Psalm 78 takes a peek at the Israelites as they wandered in the desert. Here is part of what it relates to us…
But they continued to sin against him,
rebelling in the desert against the Most High.
They willfully put God to the test
by demanding the food they craved.
They spoke against God, saying,
“Can God spread a table in the desert?
When he struck the rock, water gushed out,
and streams flowed abundantly.
But can he also give us food?
Can he supply meat for his people?”
When the LORD heard them, he was very angry;
his fire broke out against Jacob,
and his wrath rose against Israel,
for they did not believe in God
or trust in his deliverance.
The Israelites were chasing the mirage, settling for the perceived oasis of lesser longings. While they wanted their stomachs full, God wanted to deliver them to the land of promise. This resulted in a nation that willfully challenged God.
We are hungry. We are thirsty. Yes, you gave us bread, but you didn’t give us meat.
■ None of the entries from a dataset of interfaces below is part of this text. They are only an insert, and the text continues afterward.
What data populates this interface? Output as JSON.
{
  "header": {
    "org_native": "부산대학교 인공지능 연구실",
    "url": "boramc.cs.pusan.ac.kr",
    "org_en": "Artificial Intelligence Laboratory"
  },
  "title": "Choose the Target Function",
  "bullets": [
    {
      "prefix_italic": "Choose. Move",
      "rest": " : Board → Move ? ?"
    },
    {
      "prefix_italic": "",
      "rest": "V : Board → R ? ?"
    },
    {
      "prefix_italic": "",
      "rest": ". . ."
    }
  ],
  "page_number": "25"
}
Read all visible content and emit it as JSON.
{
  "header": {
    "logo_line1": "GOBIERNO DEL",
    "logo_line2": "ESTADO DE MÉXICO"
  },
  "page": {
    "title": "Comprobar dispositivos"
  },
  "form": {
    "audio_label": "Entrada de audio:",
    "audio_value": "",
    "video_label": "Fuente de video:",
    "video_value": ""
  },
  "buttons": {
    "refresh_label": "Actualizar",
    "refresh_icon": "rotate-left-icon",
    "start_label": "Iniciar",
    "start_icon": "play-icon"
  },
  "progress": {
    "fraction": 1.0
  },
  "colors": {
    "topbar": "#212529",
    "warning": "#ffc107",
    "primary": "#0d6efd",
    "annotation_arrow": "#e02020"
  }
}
These stiff necked people complained the entire exodus like a couple of kids in the backseat on the family road trip to Florida.
Thirst is created in the desert. Desperation. Yet, rather than letting their thirst compel them toward God, they resist and sin – and this comes out in their complaints against the Most High. Most telling is what the last verse above says about the source of complaining – it is a lack of belief and the absence of trust.
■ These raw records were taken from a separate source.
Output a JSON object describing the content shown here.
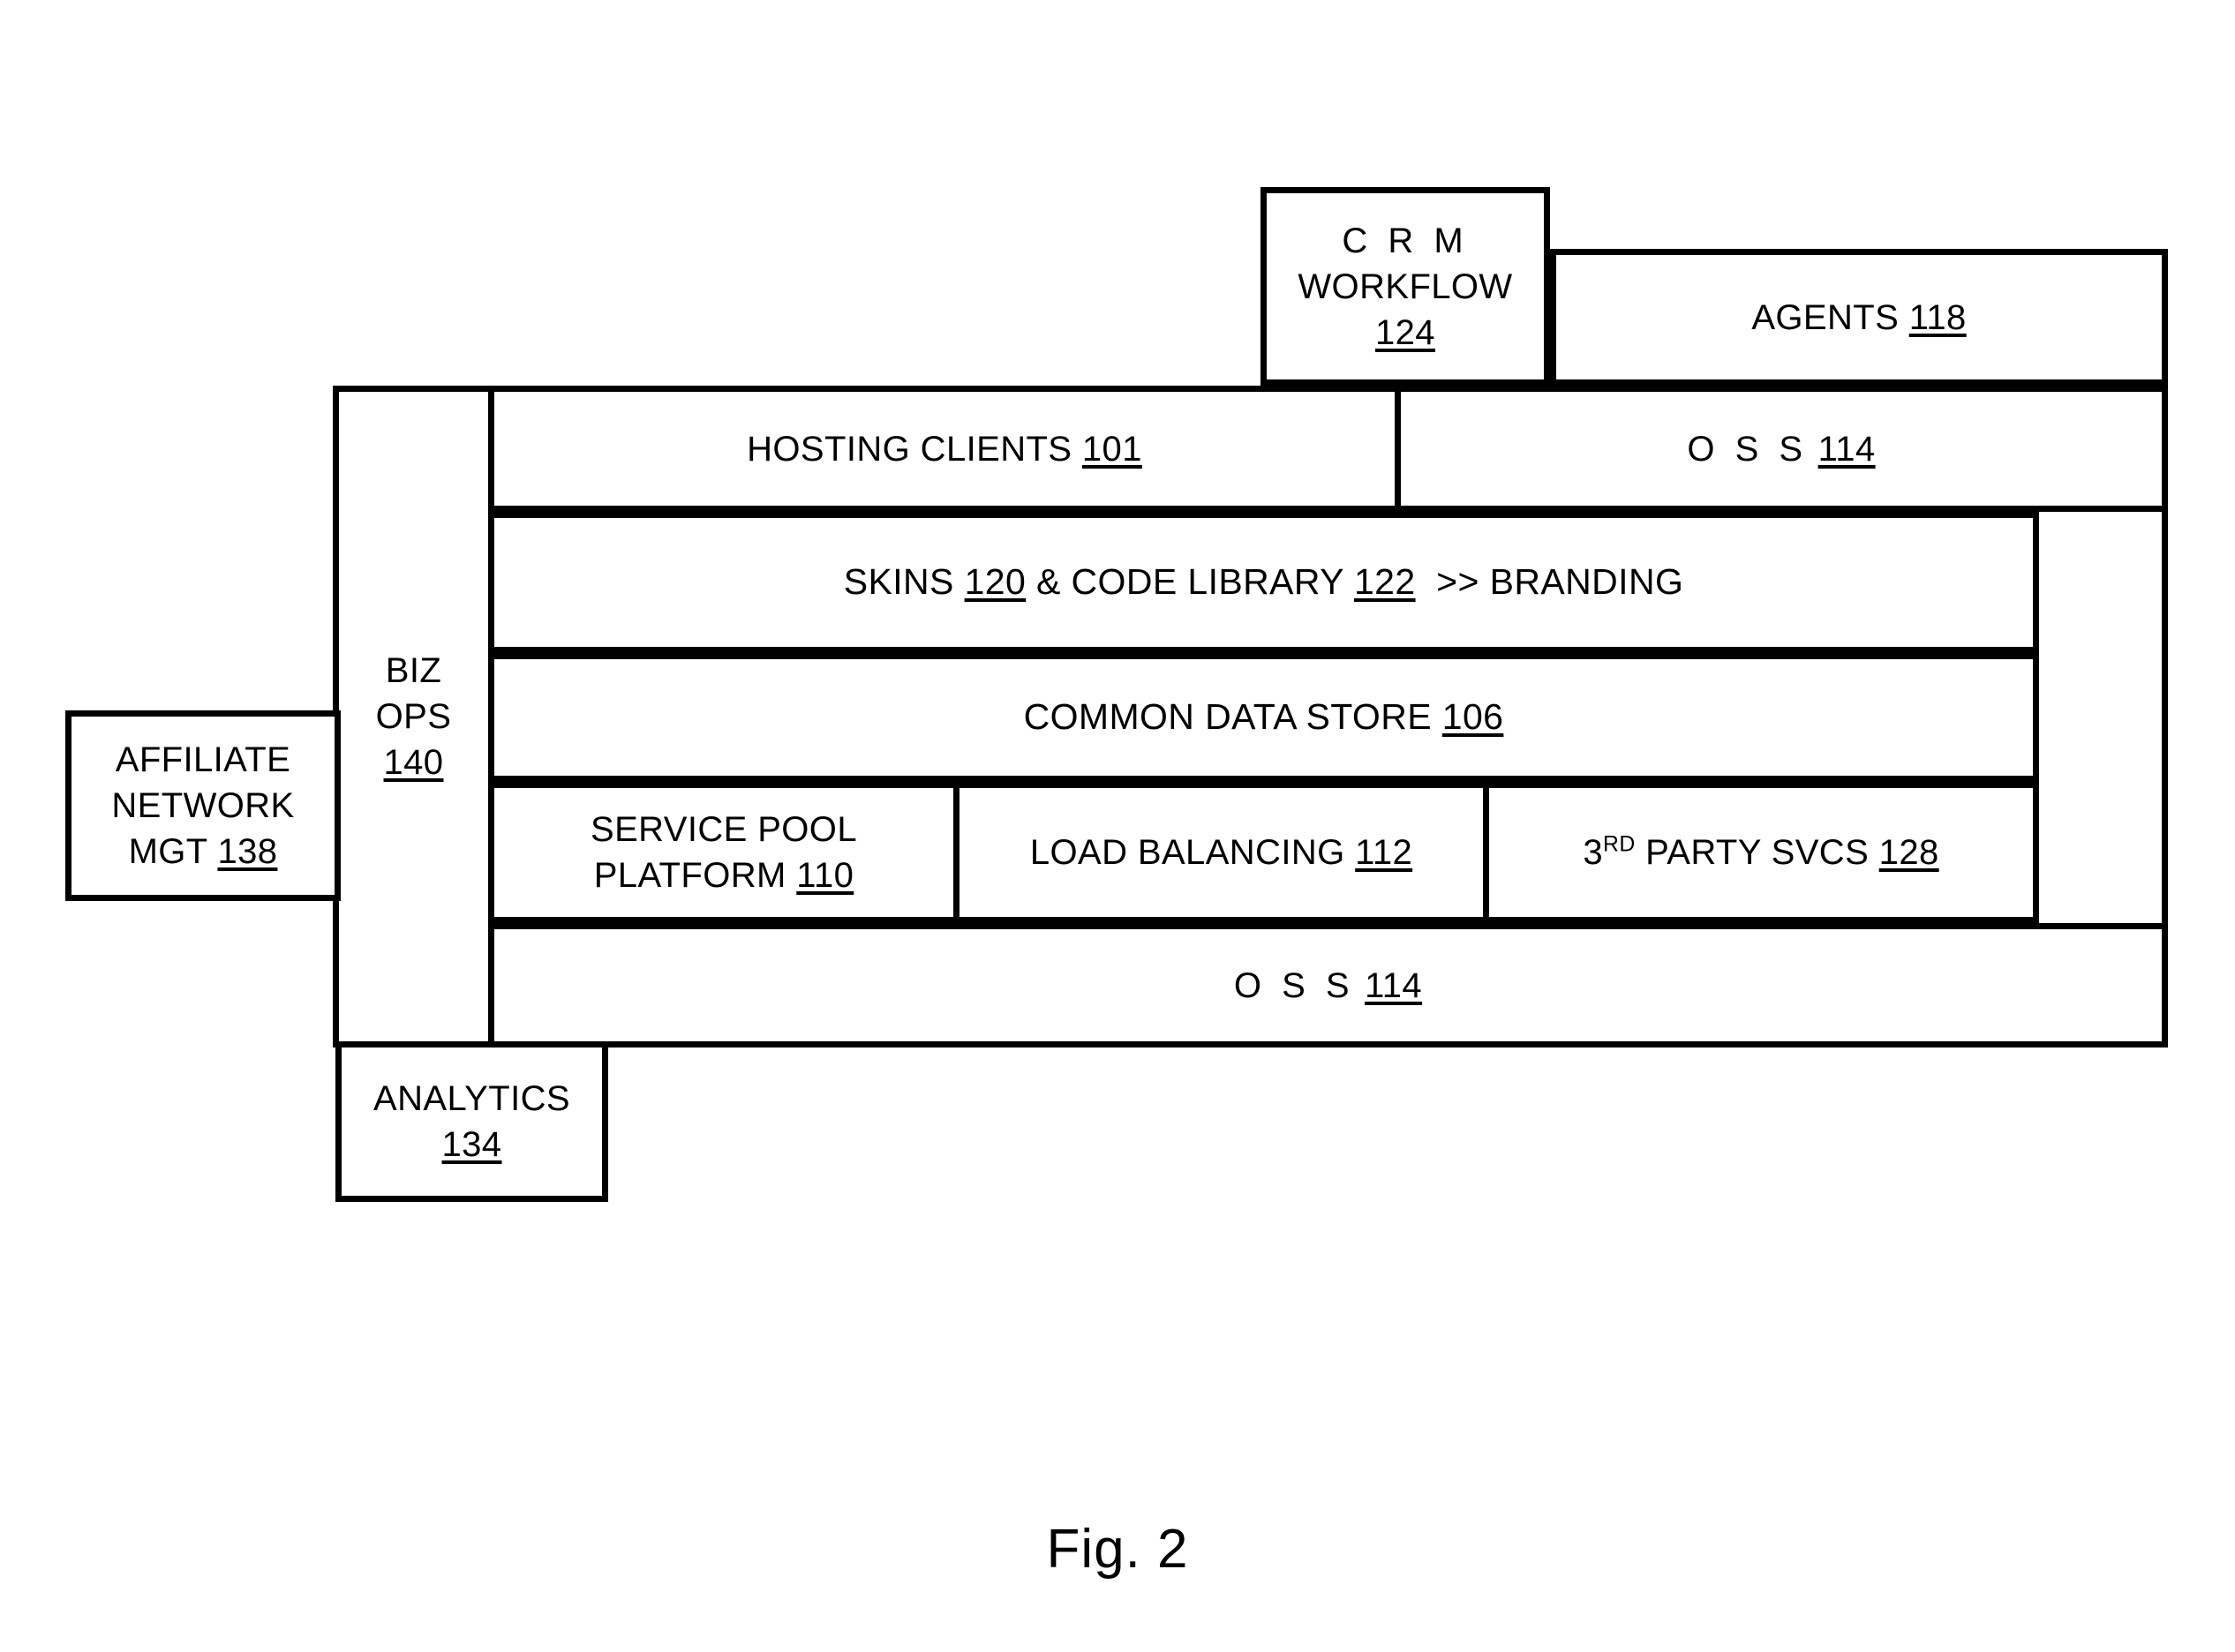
{
  "figure": {
    "caption": "Fig. 2",
    "type": "patent-block-diagram"
  },
  "blocks": {
    "crm_workflow": {
      "name": "C R M WORKFLOW",
      "line1": "C R M",
      "line2": "WORKFLOW",
      "ref": "124"
    },
    "agents": {
      "label": "AGENTS",
      "ref": "118"
    },
    "oss_top": {
      "label": "O S S",
      "ref": "114"
    },
    "hosting_clients": {
      "label": "HOSTING CLIENTS",
      "ref": "101"
    },
    "biz_ops": {
      "line1": "BIZ",
      "line2": "OPS",
      "ref": "140"
    },
    "skins": {
      "part1": "SKINS",
      "ref1": "120",
      "part2": "& CODE LIBRARY",
      "ref2": "122",
      "part3": ">> BRANDING"
    },
    "common_data_store": {
      "label": "COMMON DATA STORE",
      "ref": "106"
    },
    "service_pool": {
      "line1": "SERVICE POOL",
      "line2": "PLATFORM",
      "ref": "110"
    },
    "load_balancing": {
      "label": "LOAD BALANCING",
      "ref": "112"
    },
    "third_party_svcs": {
      "prefix": "3",
      "ordinal": "RD",
      "label": "PARTY SVCS",
      "ref": "128"
    },
    "oss_bottom": {
      "label": "O S S",
      "ref": "114"
    },
    "affiliate_network_mgt": {
      "line1": "AFFILIATE",
      "line2": "NETWORK",
      "line3": "MGT",
      "ref": "138"
    },
    "analytics": {
      "label": "ANALYTICS",
      "ref": "134"
    }
  },
  "style": {
    "stroke": "#000000",
    "fill": "#ffffff"
  }
}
The source of complaining is an unbelieving heart. It is short-sighted and it is described above as sin. Completely the opposite of trust.
God is seeking to uncover the true self of who the Israelites were intended to be, and they resisted. Like them, in Christ God is leading us to abandon all that is false about our selves, and we resist. When what we want and desire does not come to fruition, when our expectations are not met, when our idols are not sacrificed to, when our circumstances do not measure up to others’, the result is we complain. And we doubt. We stomp our feet and threaten and run away. We challenge God to provide the mirage.
Instead of viewing our circumstances through the lens of Christ, we view Christ through the lens of our circumstances.
The latter lens causes us to say things like “I deserve better”, “this isn’t fair” and “where is God?”. God owes me heaven right here, right now.
With the former lens, our desert is still dry, still painful, still a hard, painful road to navigate. But it is trusting that God has a destination in mind. Laying aside the short term to be perfected for the eternal term.
It is not an easy lens to put on, requiring an awareness of our brokenness and a daily denial of self. But these desert goggles give us an awesome view of the beautiful God we follow who does not leave us nor forsake us in the desert places.